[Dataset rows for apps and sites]
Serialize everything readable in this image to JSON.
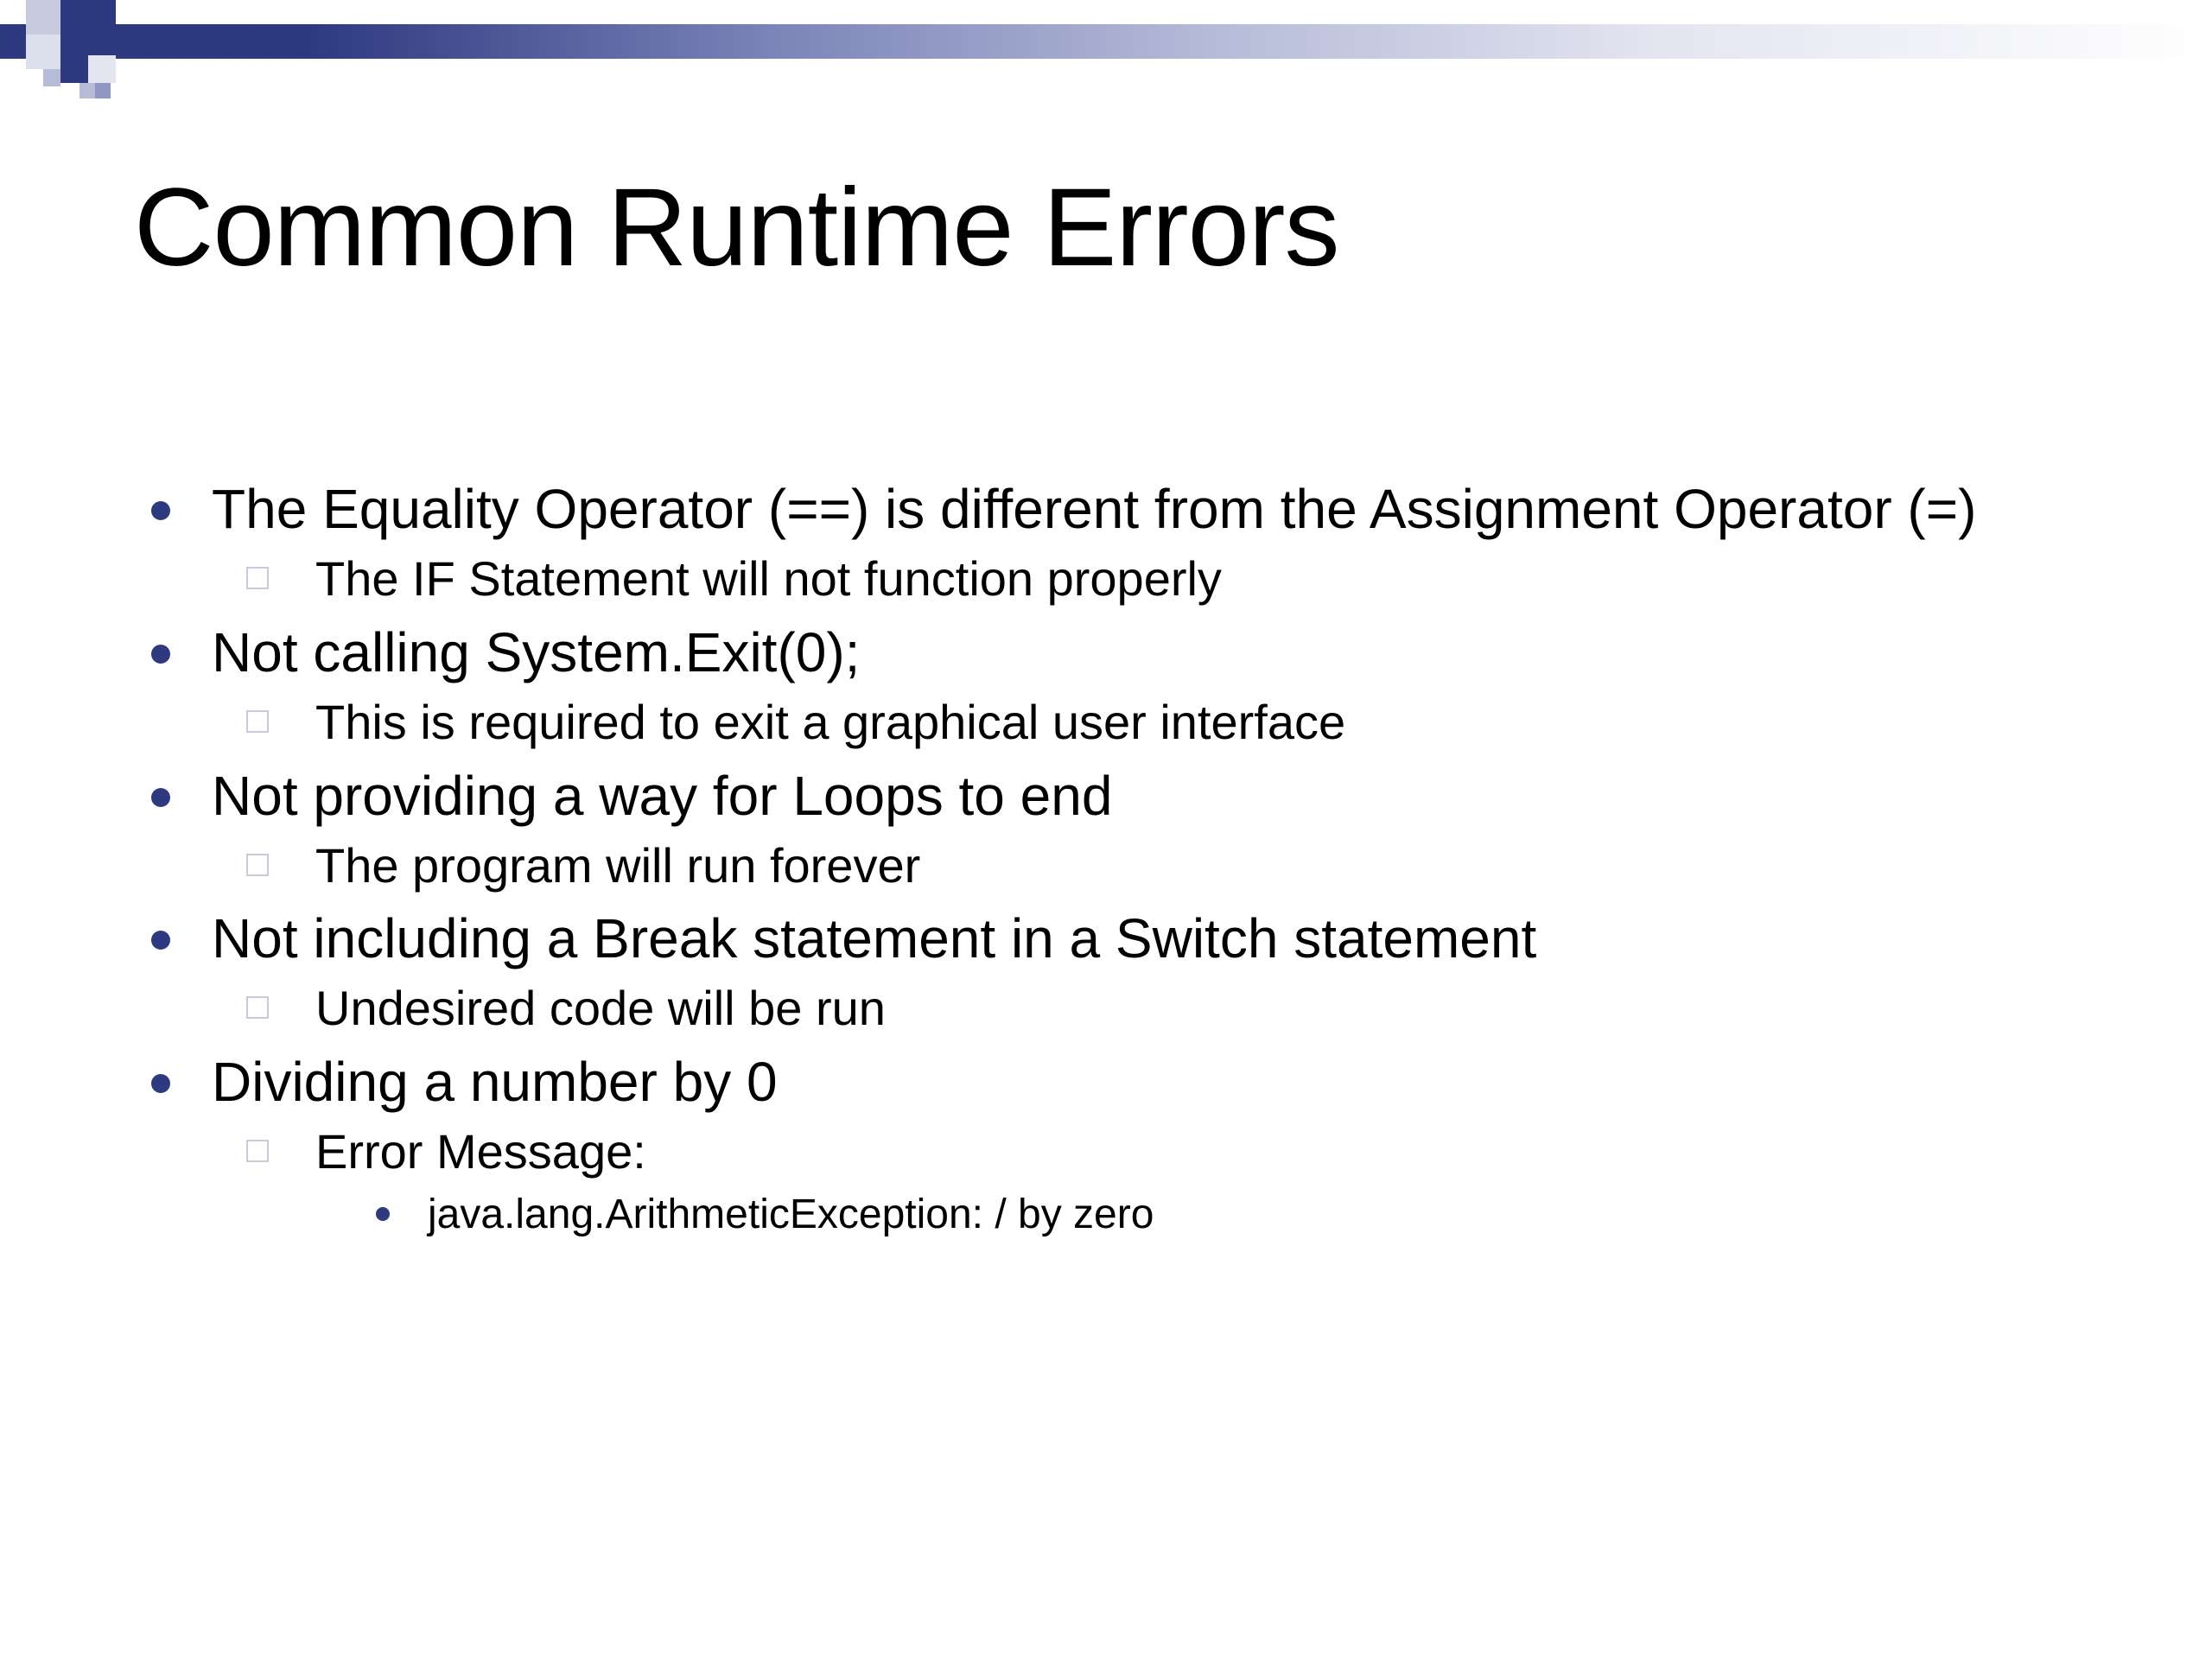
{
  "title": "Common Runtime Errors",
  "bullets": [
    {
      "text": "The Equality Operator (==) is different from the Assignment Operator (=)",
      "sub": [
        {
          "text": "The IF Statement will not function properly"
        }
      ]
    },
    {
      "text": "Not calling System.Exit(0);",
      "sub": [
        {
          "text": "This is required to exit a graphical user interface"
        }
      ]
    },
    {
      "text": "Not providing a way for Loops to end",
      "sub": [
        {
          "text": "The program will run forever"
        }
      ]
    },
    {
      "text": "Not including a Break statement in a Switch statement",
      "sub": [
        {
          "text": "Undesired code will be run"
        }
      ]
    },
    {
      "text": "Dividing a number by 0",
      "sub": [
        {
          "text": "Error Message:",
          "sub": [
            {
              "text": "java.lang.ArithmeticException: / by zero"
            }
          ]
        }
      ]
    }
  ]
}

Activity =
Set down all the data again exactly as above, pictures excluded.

Exercise answer =
Serialize everything readable in this image to JSON.
{
  "title": "Common Runtime Errors",
  "bullets": [
    {
      "text": "The Equality Operator (==) is different from the Assignment Operator (=)",
      "sub": [
        {
          "text": "The IF Statement will not function properly"
        }
      ]
    },
    {
      "text": "Not calling System.Exit(0);",
      "sub": [
        {
          "text": "This is required to exit a graphical user interface"
        }
      ]
    },
    {
      "text": "Not providing a way for Loops to end",
      "sub": [
        {
          "text": "The program will run forever"
        }
      ]
    },
    {
      "text": "Not including a Break statement in a Switch statement",
      "sub": [
        {
          "text": "Undesired code will be run"
        }
      ]
    },
    {
      "text": "Dividing a number by 0",
      "sub": [
        {
          "text": "Error Message:",
          "sub": [
            {
              "text": "java.lang.ArithmeticException: / by zero"
            }
          ]
        }
      ]
    }
  ]
}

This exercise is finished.